To measure this, Google looks for a load speed of under 2.5 seconds - with anything over 4 seconds considered a bad experience which will be ranked poorly by the search engine.
2. Webpage responsiveness
FID is the metric which looks at and dictates how quickly a page becomes responsive and interactive. This measures the time it takes for the buttons to work, navigation elements to function, and any action that the user takes to be followed. From a user perspective, this is an often underrated but crucial element to the overall experience as it is what allows the website to follow along with the actions that users take.
Google denotes that a response time of under 100ms is good, and that anything over 300 ms is considered a poor experience - not only causing consumers to give up on your website but giving Google a negative perception of your website from a user point of view.
3. Visual stability
The third and final metric looks at the different elements of a webpage and their stability on the page once loading is complete. In short, it looks at all the different elements and pieces of content on a page and measures how much they shift and move as a user interacts with the site. Google recognises that the most movement occurs in the first 5 seconds of a user’s experience on the site - assuming that a measurement of under 0.1 is good while anything over 0.25 is poor.
Generally, we find that the more elements a webpage has in terms of ads, images, and content blocks, the higher the chance of elements jumping around and shifting as the page loads - meaning that in many cases, the simpler your page is the better.
How to optimise your website’s Core Web Vitals as part of your SEO strategy
As you can tell from the above explanations, Google’s Core Web Vitals focus specifically on the way a webpage responds to user activity - both in terms of load times and the presentation of the page.
Putting yourself into the shoes of a user or prospective customer, it’s easy to see why Google has chosen these elements to focus on as part of its Core Web Vitals - with businesses needing to focus on these elements as a crucial part of their SEO strategy if they want to rank well on Google and receive the business support required to perform well on search engines.
As part of a renewed focus on user’s online experiences, it’s crucial that you work with your web designers to strip away any unnecessary or oversized elements of your webpages which could be impacting load times and page stability - instead focussing on the elements which enhance the user experience and drive the right activity and action. In addition, businesses should be looking to integrate measurement tools into the backend of their website so that they can continue to track these stats and metrics - identifying and isolating issues for resolution before they impact your SEO performance.
Here at Social Loop, we work directly with businesses across all industries and sectors, helping them to fine tune their website and online experience to meet Google’s ever-changing needs and demands, without impacting the unique aesthetic presentation and experience delivered across their website. When you choose us, we pair backend algorithms with frontend design features, creating bespoke websites which serve their purpose while ticking all of Google’s boxes and more.

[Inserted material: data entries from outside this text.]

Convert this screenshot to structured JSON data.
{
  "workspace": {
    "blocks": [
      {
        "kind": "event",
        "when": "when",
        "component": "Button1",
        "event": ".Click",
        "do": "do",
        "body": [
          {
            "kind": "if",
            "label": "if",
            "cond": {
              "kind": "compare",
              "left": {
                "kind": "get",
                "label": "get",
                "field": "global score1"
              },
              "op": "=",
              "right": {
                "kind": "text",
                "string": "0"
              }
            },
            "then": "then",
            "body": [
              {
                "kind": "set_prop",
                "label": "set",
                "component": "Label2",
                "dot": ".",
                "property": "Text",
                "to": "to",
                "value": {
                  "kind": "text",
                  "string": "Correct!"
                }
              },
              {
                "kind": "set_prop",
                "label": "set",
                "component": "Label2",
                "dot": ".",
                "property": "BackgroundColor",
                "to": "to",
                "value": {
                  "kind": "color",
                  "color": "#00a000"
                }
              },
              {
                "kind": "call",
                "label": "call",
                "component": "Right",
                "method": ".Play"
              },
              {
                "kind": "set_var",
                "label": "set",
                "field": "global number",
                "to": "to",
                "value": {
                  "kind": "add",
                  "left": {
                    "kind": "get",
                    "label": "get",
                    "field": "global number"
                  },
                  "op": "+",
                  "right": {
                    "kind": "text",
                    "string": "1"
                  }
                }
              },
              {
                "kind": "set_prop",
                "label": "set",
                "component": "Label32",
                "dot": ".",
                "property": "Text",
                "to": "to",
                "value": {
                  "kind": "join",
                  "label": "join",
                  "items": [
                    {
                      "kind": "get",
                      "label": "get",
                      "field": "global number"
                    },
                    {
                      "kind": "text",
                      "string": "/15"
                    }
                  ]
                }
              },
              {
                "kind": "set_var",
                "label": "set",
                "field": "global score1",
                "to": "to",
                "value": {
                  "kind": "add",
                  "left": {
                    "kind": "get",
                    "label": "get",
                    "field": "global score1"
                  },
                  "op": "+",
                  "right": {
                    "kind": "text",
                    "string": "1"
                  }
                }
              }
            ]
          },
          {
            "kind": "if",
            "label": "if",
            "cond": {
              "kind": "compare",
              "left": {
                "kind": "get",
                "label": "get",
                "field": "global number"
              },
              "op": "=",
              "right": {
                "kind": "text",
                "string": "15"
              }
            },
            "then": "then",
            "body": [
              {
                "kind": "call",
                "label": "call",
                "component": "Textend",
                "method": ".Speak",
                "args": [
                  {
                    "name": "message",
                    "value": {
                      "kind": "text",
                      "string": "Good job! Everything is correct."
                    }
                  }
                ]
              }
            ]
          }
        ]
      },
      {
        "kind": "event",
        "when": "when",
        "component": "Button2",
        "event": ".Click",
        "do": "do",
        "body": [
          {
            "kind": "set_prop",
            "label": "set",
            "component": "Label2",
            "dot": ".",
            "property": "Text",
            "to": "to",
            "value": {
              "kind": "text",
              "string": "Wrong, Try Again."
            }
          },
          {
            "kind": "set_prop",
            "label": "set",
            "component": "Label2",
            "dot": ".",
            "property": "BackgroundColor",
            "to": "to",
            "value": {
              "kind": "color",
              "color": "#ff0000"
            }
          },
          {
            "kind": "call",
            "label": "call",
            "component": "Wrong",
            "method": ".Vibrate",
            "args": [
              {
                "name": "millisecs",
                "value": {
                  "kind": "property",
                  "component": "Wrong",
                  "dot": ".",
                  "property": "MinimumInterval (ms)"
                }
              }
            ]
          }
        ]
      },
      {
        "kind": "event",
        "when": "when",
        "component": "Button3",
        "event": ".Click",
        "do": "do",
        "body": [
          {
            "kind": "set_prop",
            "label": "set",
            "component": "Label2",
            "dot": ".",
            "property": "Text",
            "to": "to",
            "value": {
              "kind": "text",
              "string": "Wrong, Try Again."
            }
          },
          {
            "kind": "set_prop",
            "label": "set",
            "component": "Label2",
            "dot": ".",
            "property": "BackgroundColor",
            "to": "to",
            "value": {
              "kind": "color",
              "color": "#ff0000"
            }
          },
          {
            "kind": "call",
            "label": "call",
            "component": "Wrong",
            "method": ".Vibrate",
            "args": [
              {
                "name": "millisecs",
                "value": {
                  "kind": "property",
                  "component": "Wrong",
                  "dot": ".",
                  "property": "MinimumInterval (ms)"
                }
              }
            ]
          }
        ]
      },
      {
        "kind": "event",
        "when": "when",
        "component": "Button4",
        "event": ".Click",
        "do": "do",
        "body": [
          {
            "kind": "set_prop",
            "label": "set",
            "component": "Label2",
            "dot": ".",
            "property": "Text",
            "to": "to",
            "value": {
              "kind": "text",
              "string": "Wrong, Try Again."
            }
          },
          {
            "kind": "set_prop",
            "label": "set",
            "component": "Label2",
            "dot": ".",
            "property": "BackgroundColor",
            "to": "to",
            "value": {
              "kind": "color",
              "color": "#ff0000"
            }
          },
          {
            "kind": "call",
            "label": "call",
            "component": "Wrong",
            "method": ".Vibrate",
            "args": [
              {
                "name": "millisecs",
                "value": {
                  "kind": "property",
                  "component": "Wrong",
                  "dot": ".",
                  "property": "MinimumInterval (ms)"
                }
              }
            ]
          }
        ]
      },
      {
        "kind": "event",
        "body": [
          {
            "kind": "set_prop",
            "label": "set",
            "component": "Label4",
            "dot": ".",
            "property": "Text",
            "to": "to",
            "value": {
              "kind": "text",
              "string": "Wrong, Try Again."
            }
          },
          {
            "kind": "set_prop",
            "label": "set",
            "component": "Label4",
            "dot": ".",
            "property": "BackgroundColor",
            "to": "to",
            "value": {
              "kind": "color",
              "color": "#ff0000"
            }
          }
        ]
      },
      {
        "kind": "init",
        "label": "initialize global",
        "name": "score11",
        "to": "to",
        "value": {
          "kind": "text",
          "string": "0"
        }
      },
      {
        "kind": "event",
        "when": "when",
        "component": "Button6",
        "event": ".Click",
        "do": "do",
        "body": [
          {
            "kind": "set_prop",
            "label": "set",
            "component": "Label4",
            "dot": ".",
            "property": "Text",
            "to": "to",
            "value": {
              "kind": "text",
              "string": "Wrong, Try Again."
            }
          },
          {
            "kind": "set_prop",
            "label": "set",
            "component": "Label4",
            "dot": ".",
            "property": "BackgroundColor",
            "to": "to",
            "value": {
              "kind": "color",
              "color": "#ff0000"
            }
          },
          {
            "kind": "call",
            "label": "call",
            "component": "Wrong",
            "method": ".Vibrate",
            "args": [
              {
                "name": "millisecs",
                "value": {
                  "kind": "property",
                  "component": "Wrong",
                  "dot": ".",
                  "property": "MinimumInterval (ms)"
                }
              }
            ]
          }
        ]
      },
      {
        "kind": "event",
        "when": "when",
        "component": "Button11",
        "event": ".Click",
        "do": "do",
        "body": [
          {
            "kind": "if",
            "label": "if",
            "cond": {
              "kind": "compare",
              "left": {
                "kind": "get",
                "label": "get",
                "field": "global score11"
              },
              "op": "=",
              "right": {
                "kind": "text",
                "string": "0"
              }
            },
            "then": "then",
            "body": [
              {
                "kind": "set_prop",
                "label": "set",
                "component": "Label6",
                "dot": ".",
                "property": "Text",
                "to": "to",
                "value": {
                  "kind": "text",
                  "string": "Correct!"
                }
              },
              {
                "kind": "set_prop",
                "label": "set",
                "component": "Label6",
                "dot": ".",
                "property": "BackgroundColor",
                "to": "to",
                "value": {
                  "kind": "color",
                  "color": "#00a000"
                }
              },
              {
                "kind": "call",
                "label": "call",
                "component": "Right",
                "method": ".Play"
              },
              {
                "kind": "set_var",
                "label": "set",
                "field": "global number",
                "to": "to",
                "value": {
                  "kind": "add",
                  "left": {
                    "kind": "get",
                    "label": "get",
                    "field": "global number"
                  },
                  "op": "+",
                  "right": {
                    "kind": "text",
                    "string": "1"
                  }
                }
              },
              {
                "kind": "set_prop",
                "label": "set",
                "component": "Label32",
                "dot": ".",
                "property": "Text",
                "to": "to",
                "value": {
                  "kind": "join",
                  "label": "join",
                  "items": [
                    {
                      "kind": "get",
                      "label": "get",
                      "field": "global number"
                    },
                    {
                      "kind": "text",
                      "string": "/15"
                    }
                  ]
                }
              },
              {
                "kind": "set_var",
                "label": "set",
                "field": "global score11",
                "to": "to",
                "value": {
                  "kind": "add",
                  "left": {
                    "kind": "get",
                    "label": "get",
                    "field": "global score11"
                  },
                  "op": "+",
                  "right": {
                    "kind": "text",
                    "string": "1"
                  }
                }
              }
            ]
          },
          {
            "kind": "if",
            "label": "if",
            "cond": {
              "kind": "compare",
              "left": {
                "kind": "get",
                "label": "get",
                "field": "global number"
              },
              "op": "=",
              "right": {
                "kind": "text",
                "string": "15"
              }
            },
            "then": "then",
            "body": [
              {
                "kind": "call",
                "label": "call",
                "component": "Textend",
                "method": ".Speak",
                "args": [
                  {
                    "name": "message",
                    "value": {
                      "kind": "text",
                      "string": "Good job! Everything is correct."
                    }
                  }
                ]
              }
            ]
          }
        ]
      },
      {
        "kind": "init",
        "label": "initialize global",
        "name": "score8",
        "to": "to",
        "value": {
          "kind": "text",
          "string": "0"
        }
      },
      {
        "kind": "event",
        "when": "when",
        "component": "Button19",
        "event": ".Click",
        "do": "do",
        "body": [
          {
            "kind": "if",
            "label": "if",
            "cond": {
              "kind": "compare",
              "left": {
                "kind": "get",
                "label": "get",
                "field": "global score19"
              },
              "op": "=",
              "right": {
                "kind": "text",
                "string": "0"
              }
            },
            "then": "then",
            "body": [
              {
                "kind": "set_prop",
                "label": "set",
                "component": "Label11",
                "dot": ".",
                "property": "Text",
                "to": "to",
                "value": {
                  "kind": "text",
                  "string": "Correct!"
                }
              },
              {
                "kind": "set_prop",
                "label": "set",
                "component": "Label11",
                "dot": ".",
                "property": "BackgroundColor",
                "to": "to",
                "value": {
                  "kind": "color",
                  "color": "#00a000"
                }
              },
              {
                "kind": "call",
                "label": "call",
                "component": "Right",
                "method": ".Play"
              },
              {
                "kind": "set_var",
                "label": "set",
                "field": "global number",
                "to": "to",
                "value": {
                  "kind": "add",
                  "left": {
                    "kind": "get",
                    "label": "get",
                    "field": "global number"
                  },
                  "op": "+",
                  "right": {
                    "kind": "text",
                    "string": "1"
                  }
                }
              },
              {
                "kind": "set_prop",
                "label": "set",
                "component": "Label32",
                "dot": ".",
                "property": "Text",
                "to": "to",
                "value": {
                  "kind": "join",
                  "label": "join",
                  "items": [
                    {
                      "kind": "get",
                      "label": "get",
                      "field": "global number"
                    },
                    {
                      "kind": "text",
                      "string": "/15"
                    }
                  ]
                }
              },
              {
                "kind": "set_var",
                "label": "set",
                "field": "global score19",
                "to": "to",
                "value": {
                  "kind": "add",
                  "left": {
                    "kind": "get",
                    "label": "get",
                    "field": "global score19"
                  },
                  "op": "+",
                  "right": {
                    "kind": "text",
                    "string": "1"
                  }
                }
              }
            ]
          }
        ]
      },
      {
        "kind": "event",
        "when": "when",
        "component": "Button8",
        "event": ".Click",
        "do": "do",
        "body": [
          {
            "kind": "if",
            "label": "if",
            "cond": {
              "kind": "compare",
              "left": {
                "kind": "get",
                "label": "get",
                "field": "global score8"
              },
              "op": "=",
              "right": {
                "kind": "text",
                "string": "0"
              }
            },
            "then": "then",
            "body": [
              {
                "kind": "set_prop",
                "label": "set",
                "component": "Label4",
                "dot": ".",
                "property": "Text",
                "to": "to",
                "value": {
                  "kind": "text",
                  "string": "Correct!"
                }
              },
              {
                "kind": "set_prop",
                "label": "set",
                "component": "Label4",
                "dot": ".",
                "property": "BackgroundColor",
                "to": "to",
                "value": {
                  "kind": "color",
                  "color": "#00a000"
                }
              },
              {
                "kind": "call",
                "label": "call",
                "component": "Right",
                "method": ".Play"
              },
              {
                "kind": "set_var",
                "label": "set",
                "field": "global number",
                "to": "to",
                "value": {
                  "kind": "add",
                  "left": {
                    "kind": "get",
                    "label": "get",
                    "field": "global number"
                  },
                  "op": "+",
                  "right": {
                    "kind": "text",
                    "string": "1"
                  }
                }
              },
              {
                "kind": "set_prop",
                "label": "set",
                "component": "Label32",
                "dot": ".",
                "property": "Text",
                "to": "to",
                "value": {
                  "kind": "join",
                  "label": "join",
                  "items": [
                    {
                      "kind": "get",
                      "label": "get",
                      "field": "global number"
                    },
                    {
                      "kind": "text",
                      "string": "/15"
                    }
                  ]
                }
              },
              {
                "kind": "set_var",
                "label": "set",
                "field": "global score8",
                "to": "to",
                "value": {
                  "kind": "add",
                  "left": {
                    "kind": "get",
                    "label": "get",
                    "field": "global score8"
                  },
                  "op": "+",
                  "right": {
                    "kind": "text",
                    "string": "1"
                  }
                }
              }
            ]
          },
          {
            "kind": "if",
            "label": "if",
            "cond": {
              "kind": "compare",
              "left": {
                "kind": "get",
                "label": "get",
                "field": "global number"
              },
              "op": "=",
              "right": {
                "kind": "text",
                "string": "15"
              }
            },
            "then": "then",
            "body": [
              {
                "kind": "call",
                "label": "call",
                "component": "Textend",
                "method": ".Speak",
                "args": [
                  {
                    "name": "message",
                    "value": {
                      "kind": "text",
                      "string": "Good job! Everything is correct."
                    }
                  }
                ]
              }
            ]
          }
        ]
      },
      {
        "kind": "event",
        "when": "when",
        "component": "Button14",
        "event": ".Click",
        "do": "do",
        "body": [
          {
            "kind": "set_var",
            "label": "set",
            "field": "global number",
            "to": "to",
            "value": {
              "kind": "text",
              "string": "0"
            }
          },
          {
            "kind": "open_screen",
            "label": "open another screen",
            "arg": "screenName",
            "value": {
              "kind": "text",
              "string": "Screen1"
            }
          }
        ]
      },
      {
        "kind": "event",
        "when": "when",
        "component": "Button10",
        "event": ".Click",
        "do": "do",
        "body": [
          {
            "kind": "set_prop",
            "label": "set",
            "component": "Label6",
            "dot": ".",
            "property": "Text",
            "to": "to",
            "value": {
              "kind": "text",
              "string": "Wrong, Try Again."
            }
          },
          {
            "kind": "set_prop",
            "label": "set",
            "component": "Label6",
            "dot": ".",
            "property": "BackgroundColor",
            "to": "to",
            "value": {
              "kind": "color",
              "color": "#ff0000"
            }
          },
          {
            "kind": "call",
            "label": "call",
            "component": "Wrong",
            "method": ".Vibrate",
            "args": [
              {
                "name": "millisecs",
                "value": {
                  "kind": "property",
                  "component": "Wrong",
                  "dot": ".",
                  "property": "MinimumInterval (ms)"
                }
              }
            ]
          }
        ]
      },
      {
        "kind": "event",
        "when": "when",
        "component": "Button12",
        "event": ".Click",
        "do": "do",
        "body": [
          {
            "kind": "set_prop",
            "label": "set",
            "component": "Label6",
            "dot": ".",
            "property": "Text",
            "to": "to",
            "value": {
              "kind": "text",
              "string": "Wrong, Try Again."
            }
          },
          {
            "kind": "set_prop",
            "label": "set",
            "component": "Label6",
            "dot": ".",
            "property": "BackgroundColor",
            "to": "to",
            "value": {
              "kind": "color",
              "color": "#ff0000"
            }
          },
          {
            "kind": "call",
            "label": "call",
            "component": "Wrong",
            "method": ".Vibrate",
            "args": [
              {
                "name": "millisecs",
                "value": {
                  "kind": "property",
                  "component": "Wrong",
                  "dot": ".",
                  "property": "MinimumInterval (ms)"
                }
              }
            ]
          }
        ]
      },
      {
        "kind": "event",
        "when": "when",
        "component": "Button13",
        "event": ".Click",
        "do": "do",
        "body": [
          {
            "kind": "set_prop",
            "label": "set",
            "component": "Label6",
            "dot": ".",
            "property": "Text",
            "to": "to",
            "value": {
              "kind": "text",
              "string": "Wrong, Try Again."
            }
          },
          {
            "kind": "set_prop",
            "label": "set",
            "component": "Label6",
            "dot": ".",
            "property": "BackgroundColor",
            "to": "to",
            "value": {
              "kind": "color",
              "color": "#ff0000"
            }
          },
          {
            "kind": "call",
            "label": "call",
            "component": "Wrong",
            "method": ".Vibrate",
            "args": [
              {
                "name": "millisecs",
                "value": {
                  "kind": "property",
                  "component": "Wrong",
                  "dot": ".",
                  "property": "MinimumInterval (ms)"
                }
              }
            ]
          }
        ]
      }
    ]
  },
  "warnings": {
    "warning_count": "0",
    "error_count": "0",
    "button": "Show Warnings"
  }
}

Get in touch today to find out how our SEO services can help improve your website's search engine performance.